History of the Foundation

View grantees in the Image Library

WGF Int'l Symposium #87 group photo
WENNER-GREN FOUNDATION INTERNATIONAL SYMPOSIUM #87
October 8 - 15, 1981
Seven Springs Conference Center, Mt. Kisco, New York

Book Cover

PUBLICATION:    Households: Comparative and Historical Studies of the Domestic Group (R.M. Netting and R.R. Wilk, Eds.) University of California Press, Berkeley, 1984.

PARTICIPANTS:

Eric J. Arnould (University of Arizona, USA)
Anthony T. Carter (University of Rochester, USA)
William A. Douglass (University of Nevada, USA)
Brian L. Foster (Arizona State University, Tempe, USA)
Eugene A. Hammel (University of California, Berkeley, USA)
David Herlihy (Harvard University, USA)
Peter Kunstadter (East-West Center, USA)
Peter Laslett (Cambridge Group for the History of Population & Social Structure, UK)
Olga F. Linares (Smithsonian Tropical Research Institute, Panama)
Orvar Lofgren (Lund University, Sweden)
Robert S. Merrill (University of Rochester, USA)
Arthur D. Murphy (University of Georgia, USA)
Robert M. Netting, organizer (University of Arizona, USA)
Lita Osmundsen (Wenner-Gren Foundation, USA)
Andrejs Plakans (Iowa State University, USA)
Martine Segalen (Centre d’Ethnologie Francaise, France)
Henry A. Selby (University of Texas, USA)
Richard R. Wilk, organizer (University of California, Santa Cruz, USA)
Arthur P. Wolf (Stanford University, USA)
Sylvia Yanagisako (Stanford University, USA)

Abstract

"Is the household a significant unit in the description, comparison, and analysis of human societies?" In 1981 a group of eminent anthropologists and historians were brought together to explore this question.

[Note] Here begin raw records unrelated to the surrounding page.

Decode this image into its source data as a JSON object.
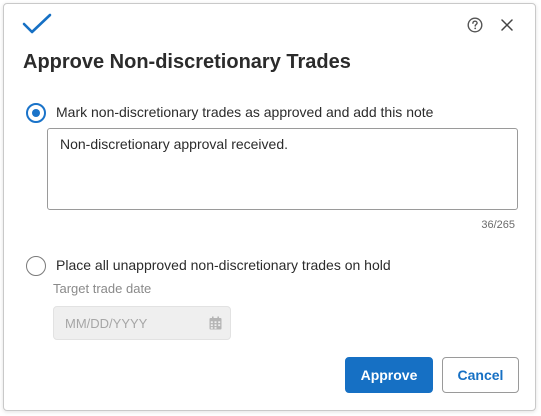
{
  "dialog": {
    "title": "Approve Non-discretionary Trades",
    "icons": {
      "header": "checkmark-icon",
      "help": "help-icon",
      "close": "close-icon",
      "date": "calendar-icon"
    },
    "accent_color": "#1670c4"
  },
  "option_approve": {
    "label": "Mark non-discretionary trades as approved and add this note",
    "selected": true,
    "note_value": "Non-discretionary approval received.",
    "char_count": "36/265"
  },
  "option_hold": {
    "label": "Place all unapproved non-discretionary trades on hold",
    "selected": false,
    "target_date_label": "Target trade date",
    "date_placeholder": "MM/DD/YYYY"
  },
  "actions": {
    "approve_label": "Approve",
    "cancel_label": "Cancel"
  }
}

They presented new research on what house­holds do, how they function in society, and the processes by which they change through time. The resulting volume brought together seventeen important, ground-breaking papers prepared for this conference.

Because the household can mean many things to many people it has often defied definition and serious analysis. The editors of Households note the difficulties inherent in the formulation of a single, unitary defini­tion of the household and construct their own usable, cross-cultural definition, identifying potentially over­lapping functional spheres of production, distribution, transmission, reproduction, and co-residence. Basic issues of methodology and theory are outlined and dis­cussed, moving beyond earlier scholarly emphasis on evolution and typology.